And the cons…

The downside is that it takes even longer – although the added wait is usually just a few days rather than weeks – and there is an added fee. You also will not be able to see the GPs report, which is addressed to the OH clinician only.

Ditching the GP

Usually the advice an employer gets from a GP is too little, too late. Of course, if you want confirmation about the treatment and timescales that the employee is reporting back to you, it can be useful to get this in writing from the doctor. However, the amount of time it takes to get a response means your opportunity for proactive early intervention is gone. What you could consider instead, is sending the employee to a private doctor or nurse who specialises in Occupational medicine to find out what work they can and can’t do.

The OH report will only answer the questions you ask

The first thing to bear in mind about OH referrals is that you will get answers to the questions you ask so if you haven’t asked the clinician to assess what adjusted duties the employee can undertake, don’t expect the report to tell you that. Also, if there are any differences in opinion between the employee and the employer, it is best that these are out in the open since the OH clinician can’t become your behind-the-scenes undercover spy. However, providing as much information about the medical history, job description, available adjustments and modifications will help you get better and more tailored advice about the case in your OH report.

The employee has the right to see the referral documents

Make sure that your employee knows why you are sending them to the OH clinic. They have the right to see any documents you share with the Physician so anything that is sent to the clinic should be clear to the employee from the outset. The employee must give their consent for the OH report to be released and they can choose to review the report before it is sent to the employer.

OH advice trumps the fit/sick note

The OH report may give different recommendation to what is on the employee’s fit / sick note. In that case, the OH advice trumps the fit note since it is based on a specialist medical opinion. If a GP has signed someone off work completely but the OH report suggests they are fit for modified duties, it is fine for the employer to bring that employee back to work. You should make sure appropriate risk assessment has been carried out before the employee returns to make sure it is safe to do so.

Consider the OH advice in light of your business

The recommendations or adjustments that the OH report gives are not always feasible to put in place. Each employer must consider the recommendations in light of each individual situation and make a decision on whether to implement them or not. Simply following the OH advice does not protect the employer from liability in terms of health & safety regulation or other legal obligations.

The bottom line
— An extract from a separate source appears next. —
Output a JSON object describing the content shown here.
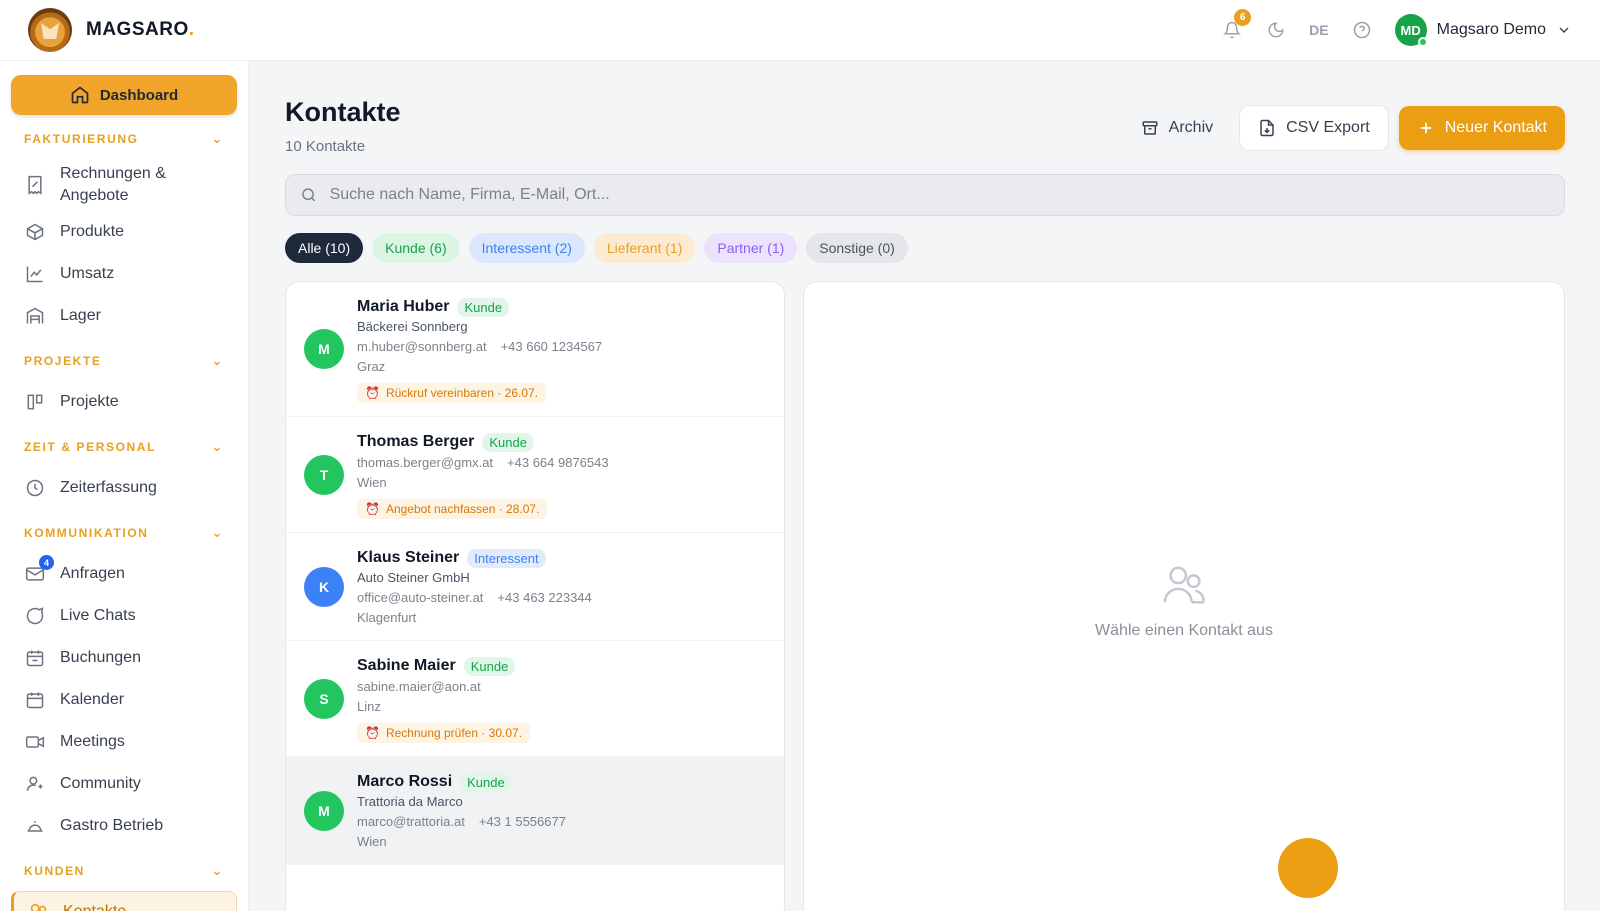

On the whole, OH reports are much easier to obtain than GP reports. It takes around 1-2 weeks to arrange an OH appointment and it usually takes 1-2 weeks after that to get the report back. These days, more and more of the consultations are held over the phone and then you can have a report within a week of referral. This is pretty awesome in terms of actually helping the employee recover as quickly as possible and supporting them back to work.

The cost of an OH report varies from about £150 to £400 or even more. If at the end, you’ve managed to help the employee return to work sooner, these costs are quickly absorbed and well worth it. On the whole, spending a little more money to have work specific advice much sooner seems like a no-brainer. Of course, in some cases the OH report will be inconclusive and may recommend writing to the GP for further information, too. Most likely, those are the cases that would end up becoming long term whatever action you took.

A third way: fit for work service

In the UK, employees and employers now have a third option: Fit for Work service. Employees can be referred to this service after they’ve been absent for 4 weeks or longer. They will have an OH assessment to produce a Return to Work plan. This service is free of charge. It is still new so the success of these interventions in reducing length of long term absence is being reviewed.


If you’d like more advice on Occupational Health or access to ad hoc OH services, get in touch.